Let me tell you a wee story, bout a time I was trying to relate to a believer in a church. He was a trapper in a small northern town in Quebec, where the snow fell deep and the temperature dropped deeper. He was a big man, and his wife would buy loaves of bread to make him lunches everyday. She would put all the sandwiches back into the sandwich bag for his lunch the next day!
Much of that info was unnecessary, but he was an interesting fella, and I felt I needed to connect with him.
Did I tell you he was a hobby trapper? This hobby of his offered me an opportunity to connect with him. So, I swallowed my fear of blood and eyeballs, and asked if I could help him the next time he goes out.
The day came and we headed north to a trap line, crossing a frozen lake covered with freshly fallen snow. It was a glorious day, and it was obvious that I was a newby on the trip. I would be chatting and asking questions, pointing over there and checking that thing out – O wow, hey did you see that over there?
But not Reynald.
He was focused on the beaver house that was ’bout a half mile out yet. Oh, he was polite, and super friendly, but he was focused. Did I tell you I was a bit of a scatterbrain? If not, I’m telling you now. And to think of it at the time, it wasn’t obvious.
Until we got to the beaver house, and I looked back. Big ol’ Reynalds path through the fresh fallen snow was like a surveyors line. Straight, linear, without curvature or bend.
Ol dummy over here, my path looked like an ol drunk had stumbled through the snow.
What was the difference between ol Reynald and myself?
A goal, a point of focus, a destination. Yup – that was all it was.
I have never been a farm boy, needing to plow straight furrows. So, this story is a Canadian’s way of relating to plowing a straight furrow in a field. To plow a straight furrow, a goal or destination needs to be focused on. Short sighted goals to the left or right will produce a crooked furrow.
Looking back during the plowing of a field is of course foolish.
Jesus said to him, “No one who puts his hand to the plow and looks back is fit for the kingdom of God.”
What is your focus? Are you easily distracted? How is your plowing going?
By the way, I ended up skinning some of the trapped animals, and found that my dread of blood and eyeballs could be controlled if I was trying to love a fellow believer. But don’t ask me to touch your eyeball today – That is just too gross!!!

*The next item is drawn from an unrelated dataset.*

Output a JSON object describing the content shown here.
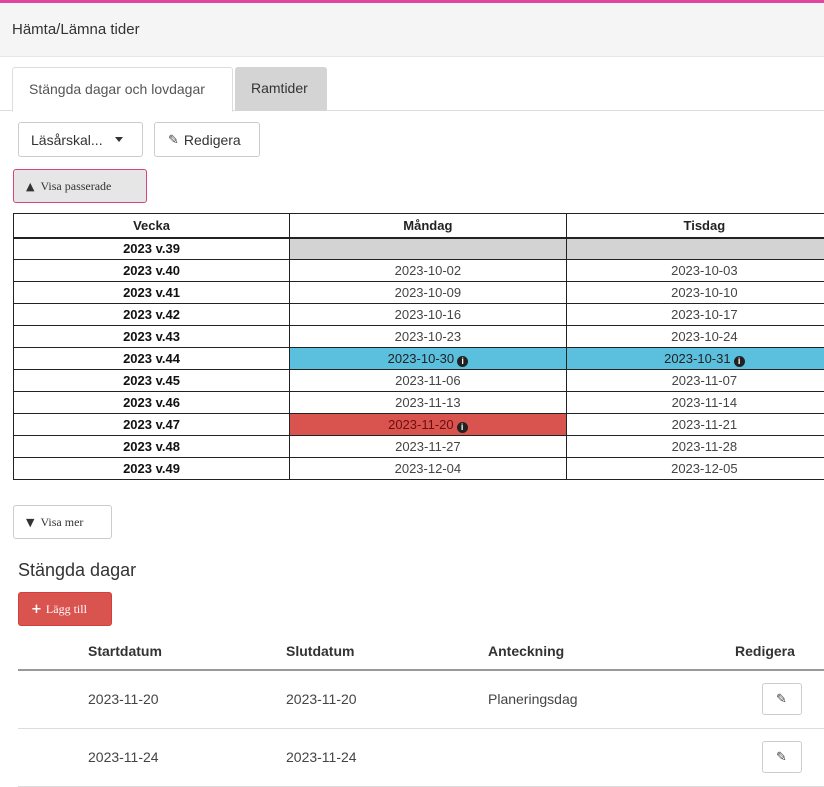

Oh, and by the way, if you are of the opinion that trapping is immoral, or constitutes a cruelty to animals, let it be known that I no longer trap.
But I still eat the occasional hamburger!